We have always had a tendency to congratulate corporations, or the interests that control them, for building extraordinary skyscrapers, somehow identifying our beliefs in progress and economic success in their appearance on our skylines. The failure of imagination that has stymied the WTC and the politics plaguing other megasites—such as the twin Frank Gehry projects of Atlantic Yards in Brooklyn or Grand Avenue in Los Angeles—have only temporarily obscured the fact that we remain enamored of skyscrapers. So much so, we have been breathlessly converting obsolete models into residential use in nearly every American city.
Our selective memory enables us to overlook the relatively quick obsolescence of earlier skyscrapers, since so much of what tall buildings represent gets bound up in our desire to see them as continually new and built upon a typological tradition of impressive design vanguard. Could we consider that eventually even Renzo Piano’s New York Times tower will be converted to live/work lofts, that its super-modern sustainable features, open floor plates, and bizarre ceramic-rod shading devices will come to be seen as untenable in a shifting commercial economic landscape? That architecture (and its media) masks this question in everyday practice suggests that the imminent answer will surprise many of us.

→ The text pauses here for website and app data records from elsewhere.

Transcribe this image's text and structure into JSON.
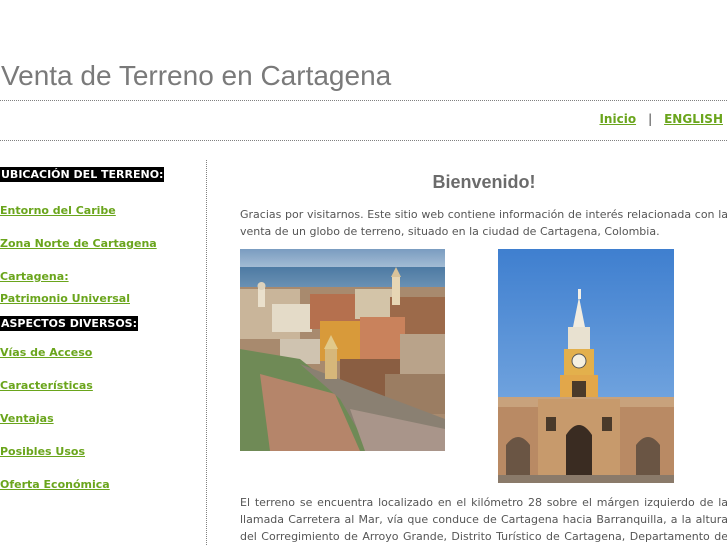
{
  "header": {
    "title": "Venta de Terreno en Cartagena"
  },
  "topnav": {
    "home_label": "Inicio",
    "separator": "|",
    "english_label": "ENGLISH"
  },
  "sidebar": {
    "section1": "UBICACIÓN DEL TERRENO:",
    "section1_items": [
      {
        "label": "Entorno del Caribe"
      },
      {
        "label": "Zona Norte de Cartagena"
      },
      {
        "label": "Cartagena: Patrimonio Universal"
      }
    ],
    "section2": "ASPECTOS DIVERSOS:",
    "section2_items": [
      {
        "label": "Vías de Acceso"
      },
      {
        "label": "Características"
      },
      {
        "label": "Ventajas"
      },
      {
        "label": "Posibles Usos"
      },
      {
        "label": "Oferta Económica"
      }
    ]
  },
  "main": {
    "heading": "Bienvenido!",
    "intro": " Gracias por visitarnos. Este sitio web contiene  información de interés relacionada con la venta de un globo de terreno, situado en la ciudad de Cartagena, Colombia.",
    "body": "El terreno se encuentra localizado en el kilómetro 28 sobre el márgen izquierdo de la llamada Carretera al Mar, vía que conduce de Cartagena  hacia Barranquilla, a la altura del Corregimiento de Arroyo Grande, Distrito Turístico de Cartagena, Departamento de Bolívar,"
  },
  "colors": {
    "link_green": "#6aa51c",
    "title_gray": "#7a7a7a",
    "section_bg": "#000000"
  }
}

For now, we consider three contemporary examples of how the skyscraper can dazzle. SOM’s impeccable, if straightforward, 7 World Trade Center, with its masterful play of light and transparency, is the first structure to rise on the site of the September 11 disaster. Mecanoo’s Montevideo Tower, in Rotterdam, anchors a waterfront revitalization with a vertical mass broken by differentiated curtain-wall finishes, setbacks, and dizzying cantilevers. AREP’s Sports City Tower, in Doha, Qatar, updates the observation tower with some added programmatic complexity hiding behind a steel structural wrapping. If none of these projects are quite the skyscraper’s comeback, they steadfastly deliver as an opening act.
We remain enamored of skyscrapers. For August, we consider the state of tall buildings throughout the world, including a slideshow of projects in design and construction. We also profile eight examples in our Building Types Study on the web feature.